Only the pictures are to be left out; set down the rest of the records exactly.

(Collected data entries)
━━━━━━━━━━

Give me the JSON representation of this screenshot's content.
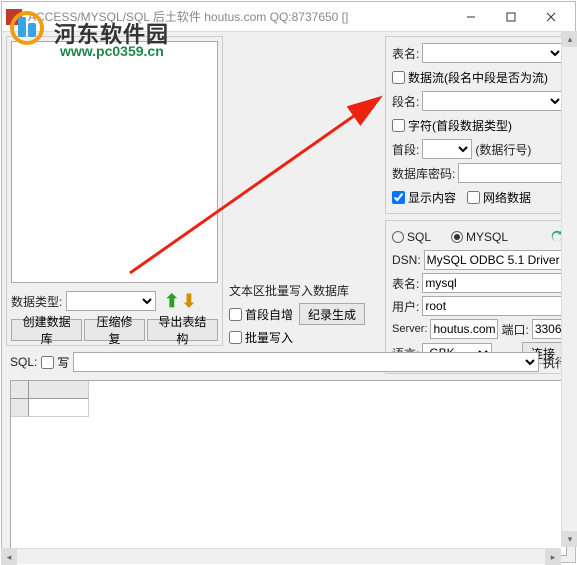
{
  "titlebar": {
    "title": "ACCESS/MYSQL/SQL 后土软件 houtus.com QQ:8737650 []"
  },
  "watermark": {
    "text": "河东软件园",
    "url": "www.pc0359.cn"
  },
  "left": {
    "dataTypeLabel": "数据类型:",
    "btnCreateDb": "创建数据库",
    "btnCompress": "压缩修复",
    "btnExport": "导出表结构"
  },
  "mid": {
    "batchLabel": "文本区批量写入数据库",
    "autoInc": "首段自增",
    "batchWrite": "批量写入",
    "genRecord": "纪录生成"
  },
  "rightTop": {
    "tableNameLabel": "表名:",
    "dataFlow": "数据流(段名中段是否为流)",
    "fieldNameLabel": "段名:",
    "charType": "字符(首段数据类型)",
    "firstFieldLabel": "首段:",
    "dataRowNo": "(数据行号)",
    "dbPasswordLabel": "数据库密码:",
    "showContent": "显示内容",
    "networkData": "网络数据"
  },
  "conn": {
    "sqlOpt": "SQL",
    "mysqlOpt": "MYSQL",
    "dsnLabel": "DSN:",
    "dsnValue": "MySQL ODBC 5.1 Driver",
    "tableLabel": "表名:",
    "tableValue": "mysql",
    "userLabel": "用户:",
    "userValue": "root",
    "serverLabel": "Server:",
    "serverValue": "houtus.com",
    "portLabel": "端口:",
    "portValue": "3306",
    "langLabel": "语言:",
    "langValue": "GBK",
    "connectBtn": "连接"
  },
  "sql": {
    "label": "SQL:",
    "writeChk": "写",
    "execBtn": "执行"
  }
}
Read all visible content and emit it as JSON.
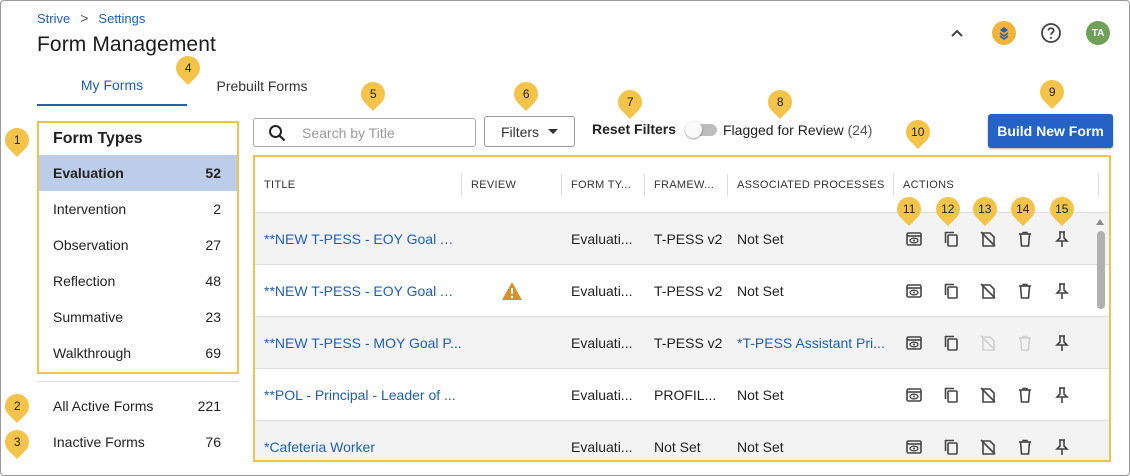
{
  "breadcrumb": {
    "root": "Strive",
    "separator": ">",
    "current": "Settings"
  },
  "page_title": "Form Management",
  "header_icons": {
    "collapse": "chevron-up-icon",
    "apps": "layers-icon",
    "help": "help-icon",
    "avatar": "TA"
  },
  "tabs": [
    {
      "label": "My Forms",
      "active": true
    },
    {
      "label": "Prebuilt Forms",
      "active": false
    }
  ],
  "form_types": {
    "title": "Form Types",
    "items": [
      {
        "label": "Evaluation",
        "count": "52",
        "selected": true
      },
      {
        "label": "Intervention",
        "count": "2"
      },
      {
        "label": "Observation",
        "count": "27"
      },
      {
        "label": "Reflection",
        "count": "48"
      },
      {
        "label": "Summative",
        "count": "23"
      },
      {
        "label": "Walkthrough",
        "count": "69"
      }
    ]
  },
  "status_filters": [
    {
      "label": "All Active Forms",
      "count": "221"
    },
    {
      "label": "Inactive Forms",
      "count": "76"
    }
  ],
  "toolbar": {
    "search_placeholder": "Search by Title",
    "filters_label": "Filters",
    "reset_label": "Reset Filters",
    "flag_label": "Flagged for Review",
    "flag_count": "(24)",
    "build_label": "Build New Form"
  },
  "table": {
    "headers": [
      "TITLE",
      "REVIEW",
      "FORM TY...",
      "FRAMEW...",
      "ASSOCIATED PROCESSES",
      "ACTIONS"
    ],
    "rows": [
      {
        "title": "**NEW T-PESS - EOY Goal At...",
        "review_warning": false,
        "form_type": "Evaluati...",
        "framework": "T-PESS v2",
        "processes": "Not Set",
        "processes_link": false,
        "archive_disabled": false
      },
      {
        "title": "**NEW T-PESS - EOY Goal At...",
        "review_warning": true,
        "form_type": "Evaluati...",
        "framework": "T-PESS v2",
        "processes": "Not Set",
        "processes_link": false,
        "archive_disabled": false
      },
      {
        "title": "**NEW T-PESS - MOY Goal P...",
        "review_warning": false,
        "form_type": "Evaluati...",
        "framework": "T-PESS v2",
        "processes": "*T-PESS Assistant Pri...",
        "processes_link": true,
        "archive_disabled": true
      },
      {
        "title": "**POL - Principal - Leader of ...",
        "review_warning": false,
        "form_type": "Evaluati...",
        "framework": "PROFIL...",
        "processes": "Not Set",
        "processes_link": false,
        "archive_disabled": false
      },
      {
        "title": "*Cafeteria Worker",
        "review_warning": false,
        "form_type": "Evaluati...",
        "framework": "Not Set",
        "processes": "Not Set",
        "processes_link": false,
        "archive_disabled": false
      }
    ],
    "action_icons": [
      "preview-icon",
      "copy-icon",
      "deactivate-icon",
      "trash-icon",
      "pin-icon"
    ]
  },
  "callouts": [
    "1",
    "2",
    "3",
    "4",
    "5",
    "6",
    "7",
    "8",
    "9",
    "10",
    "11",
    "12",
    "13",
    "14",
    "15"
  ],
  "colors": {
    "accent": "#1f5fb4",
    "button": "#2463c5",
    "selected_row": "#bccde9",
    "highlight_border": "#f0c34e",
    "callout": "#f3c34a",
    "warning": "#d9902a"
  }
}
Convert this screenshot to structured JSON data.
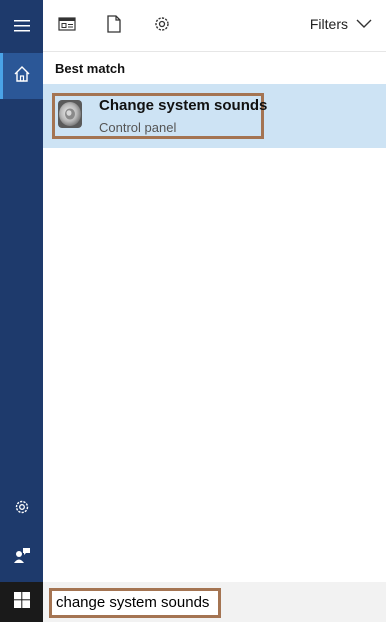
{
  "rail": {
    "items": [
      {
        "icon": "hamburger-menu-icon"
      },
      {
        "icon": "home-icon"
      },
      {
        "icon": "gear-icon"
      },
      {
        "icon": "feedback-person-icon"
      }
    ]
  },
  "topbar": {
    "icons": [
      "apps-icon",
      "document-icon",
      "settings-icon"
    ],
    "filters_label": "Filters"
  },
  "results": {
    "section_label": "Best match",
    "items": [
      {
        "title": "Change system sounds",
        "subtitle": "Control panel",
        "icon": "speaker-icon"
      }
    ]
  },
  "search": {
    "value": "change system sounds"
  },
  "colors": {
    "rail": "#1e3a6c",
    "rail_active": "#2b5797",
    "selected_result": "#cde3f4",
    "highlight_border": "#a47452"
  }
}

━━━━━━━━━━

RESULT FOR THIS TASK:
Give me the JSON representation of this screenshot's content.
{
  "titlebar": {
    "title": "ACCESS/MYSQL/SQL 后土软件 houtus.com QQ:8737650 []"
  },
  "watermark": {
    "text": "河东软件园",
    "url": "www.pc0359.cn"
  },
  "left": {
    "dataTypeLabel": "数据类型:",
    "btnCreateDb": "创建数据库",
    "btnCompress": "压缩修复",
    "btnExport": "导出表结构"
  },
  "mid": {
    "batchLabel": "文本区批量写入数据库",
    "autoInc": "首段自增",
    "batchWrite": "批量写入",
    "genRecord": "纪录生成"
  },
  "rightTop": {
    "tableNameLabel": "表名:",
    "dataFlow": "数据流(段名中段是否为流)",
    "fieldNameLabel": "段名:",
    "charType": "字符(首段数据类型)",
    "firstFieldLabel": "首段:",
    "dataRowNo": "(数据行号)",
    "dbPasswordLabel": "数据库密码:",
    "showContent": "显示内容",
    "networkData": "网络数据"
  },
  "conn": {
    "sqlOpt": "SQL",
    "mysqlOpt": "MYSQL",
    "dsnLabel": "DSN:",
    "dsnValue": "MySQL ODBC 5.1 Driver",
    "tableLabel": "表名:",
    "tableValue": "mysql",
    "userLabel": "用户:",
    "userValue": "root",
    "serverLabel": "Server:",
    "serverValue": "houtus.com",
    "portLabel": "端口:",
    "portValue": "3306",
    "langLabel": "语言:",
    "langValue": "GBK",
    "connectBtn": "连接"
  },
  "sql": {
    "label": "SQL:",
    "writeChk": "写",
    "execBtn": "执行"
  }
}
Read all visible content and emit it as JSON.
{
  "breadcrumb": {
    "root": "Strive",
    "separator": ">",
    "current": "Settings"
  },
  "page_title": "Form Management",
  "header_icons": {
    "collapse": "chevron-up-icon",
    "apps": "layers-icon",
    "help": "help-icon",
    "avatar": "TA"
  },
  "tabs": [
    {
      "label": "My Forms",
      "active": true
    },
    {
      "label": "Prebuilt Forms",
      "active": false
    }
  ],
  "form_types": {
    "title": "Form Types",
    "items": [
      {
        "label": "Evaluation",
        "count": "52",
        "selected": true
      },
      {
        "label": "Intervention",
        "count": "2"
      },
      {
        "label": "Observation",
        "count": "27"
      },
      {
        "label": "Reflection",
        "count": "48"
      },
      {
        "label": "Summative",
        "count": "23"
      },
      {
        "label": "Walkthrough",
        "count": "69"
      }
    ]
  },
  "status_filters": [
    {
      "label": "All Active Forms",
      "count": "221"
    },
    {
      "label": "Inactive Forms",
      "count": "76"
    }
  ],
  "toolbar": {
    "search_placeholder": "Search by Title",
    "filters_label": "Filters",
    "reset_label": "Reset Filters",
    "flag_label": "Flagged for Review",
    "flag_count": "(24)",
    "build_label": "Build New Form"
  },
  "table": {
    "headers": [
      "TITLE",
      "REVIEW",
      "FORM TY...",
      "FRAMEW...",
      "ASSOCIATED PROCESSES",
      "ACTIONS"
    ],
    "rows": [
      {
        "title": "**NEW T-PESS - EOY Goal At...",
        "review_warning": false,
        "form_type": "Evaluati...",
        "framework": "T-PESS v2",
        "processes": "Not Set",
        "processes_link": false,
        "archive_disabled": false
      },
      {
        "title": "**NEW T-PESS - EOY Goal At...",
        "review_warning": true,
        "form_type": "Evaluati...",
        "framework": "T-PESS v2",
        "processes": "Not Set",
        "processes_link": false,
        "archive_disabled": false
      },
      {
        "title": "**NEW T-PESS - MOY Goal P...",
        "review_warning": false,
        "form_type": "Evaluati...",
        "framework": "T-PESS v2",
        "processes": "*T-PESS Assistant Pri...",
        "processes_link": true,
        "archive_disabled": true
      },
      {
        "title": "**POL - Principal - Leader of ...",
        "review_warning": false,
        "form_type": "Evaluati...",
        "framework": "PROFIL...",
        "processes": "Not Set",
        "processes_link": false,
        "archive_disabled": false
      },
      {
        "title": "*Cafeteria Worker",
        "review_warning": false,
        "form_type": "Evaluati...",
        "framework": "Not Set",
        "processes": "Not Set",
        "processes_link": false,
        "archive_disabled": false
      }
    ],
    "action_icons": [
      "preview-icon",
      "copy-icon",
      "deactivate-icon",
      "trash-icon",
      "pin-icon"
    ]
  },
  "callouts": [
    "1",
    "2",
    "3",
    "4",
    "5",
    "6",
    "7",
    "8",
    "9",
    "10",
    "11",
    "12",
    "13",
    "14",
    "15"
  ],
  "colors": {
    "accent": "#1f5fb4",
    "button": "#2463c5",
    "selected_row": "#bccde9",
    "highlight_border": "#f0c34e",
    "callout": "#f3c34a",
    "warning": "#d9902a"
  }
}
Convert this screenshot to structured JSON data.
{
  "rail": {
    "items": [
      {
        "icon": "hamburger-menu-icon"
      },
      {
        "icon": "home-icon"
      },
      {
        "icon": "gear-icon"
      },
      {
        "icon": "feedback-person-icon"
      }
    ]
  },
  "topbar": {
    "icons": [
      "apps-icon",
      "document-icon",
      "settings-icon"
    ],
    "filters_label": "Filters"
  },
  "results": {
    "section_label": "Best match",
    "items": [
      {
        "title": "Change system sounds",
        "subtitle": "Control panel",
        "icon": "speaker-icon"
      }
    ]
  },
  "search": {
    "value": "change system sounds"
  },
  "colors": {
    "rail": "#1e3a6c",
    "rail_active": "#2b5797",
    "selected_result": "#cde3f4",
    "highlight_border": "#a47452"
  }
}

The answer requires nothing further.